▶ [Extracted records]
○ ○ ○ ○ ○ ○ ○

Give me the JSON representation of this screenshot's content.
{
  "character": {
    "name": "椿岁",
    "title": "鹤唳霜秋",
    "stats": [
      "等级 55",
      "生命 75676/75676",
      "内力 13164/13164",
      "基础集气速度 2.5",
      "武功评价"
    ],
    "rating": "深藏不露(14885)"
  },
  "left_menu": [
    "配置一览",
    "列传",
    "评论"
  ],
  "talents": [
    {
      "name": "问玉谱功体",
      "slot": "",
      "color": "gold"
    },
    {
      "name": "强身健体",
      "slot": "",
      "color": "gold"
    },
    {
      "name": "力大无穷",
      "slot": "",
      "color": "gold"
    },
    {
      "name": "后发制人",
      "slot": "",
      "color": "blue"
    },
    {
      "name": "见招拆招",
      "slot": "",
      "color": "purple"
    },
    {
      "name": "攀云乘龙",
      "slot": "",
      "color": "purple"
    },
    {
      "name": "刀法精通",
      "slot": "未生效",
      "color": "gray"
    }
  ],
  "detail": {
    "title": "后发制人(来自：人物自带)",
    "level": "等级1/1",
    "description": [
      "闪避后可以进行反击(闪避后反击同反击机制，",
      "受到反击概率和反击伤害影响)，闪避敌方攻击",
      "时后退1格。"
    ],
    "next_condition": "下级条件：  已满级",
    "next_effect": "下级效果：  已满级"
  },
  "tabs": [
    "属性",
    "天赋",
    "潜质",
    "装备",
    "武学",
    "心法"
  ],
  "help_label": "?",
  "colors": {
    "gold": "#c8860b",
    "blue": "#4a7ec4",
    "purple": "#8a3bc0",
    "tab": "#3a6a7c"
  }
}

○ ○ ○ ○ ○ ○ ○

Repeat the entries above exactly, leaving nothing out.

▶ [SOLUTION TO THE EXERCISE]
Give me the JSON representation of this screenshot's content.
{
  "character": {
    "name": "椿岁",
    "title": "鹤唳霜秋",
    "stats": [
      "等级 55",
      "生命 75676/75676",
      "内力 13164/13164",
      "基础集气速度 2.5",
      "武功评价"
    ],
    "rating": "深藏不露(14885)"
  },
  "left_menu": [
    "配置一览",
    "列传",
    "评论"
  ],
  "talents": [
    {
      "name": "问玉谱功体",
      "slot": "",
      "color": "gold"
    },
    {
      "name": "强身健体",
      "slot": "",
      "color": "gold"
    },
    {
      "name": "力大无穷",
      "slot": "",
      "color": "gold"
    },
    {
      "name": "后发制人",
      "slot": "",
      "color": "blue"
    },
    {
      "name": "见招拆招",
      "slot": "",
      "color": "purple"
    },
    {
      "name": "攀云乘龙",
      "slot": "",
      "color": "purple"
    },
    {
      "name": "刀法精通",
      "slot": "未生效",
      "color": "gray"
    }
  ],
  "detail": {
    "title": "后发制人(来自：人物自带)",
    "level": "等级1/1",
    "description": [
      "闪避后可以进行反击(闪避后反击同反击机制，",
      "受到反击概率和反击伤害影响)，闪避敌方攻击",
      "时后退1格。"
    ],
    "next_condition": "下级条件：  已满级",
    "next_effect": "下级效果：  已满级"
  },
  "tabs": [
    "属性",
    "天赋",
    "潜质",
    "装备",
    "武学",
    "心法"
  ],
  "help_label": "?",
  "colors": {
    "gold": "#c8860b",
    "blue": "#4a7ec4",
    "purple": "#8a3bc0",
    "tab": "#3a6a7c"
  }
}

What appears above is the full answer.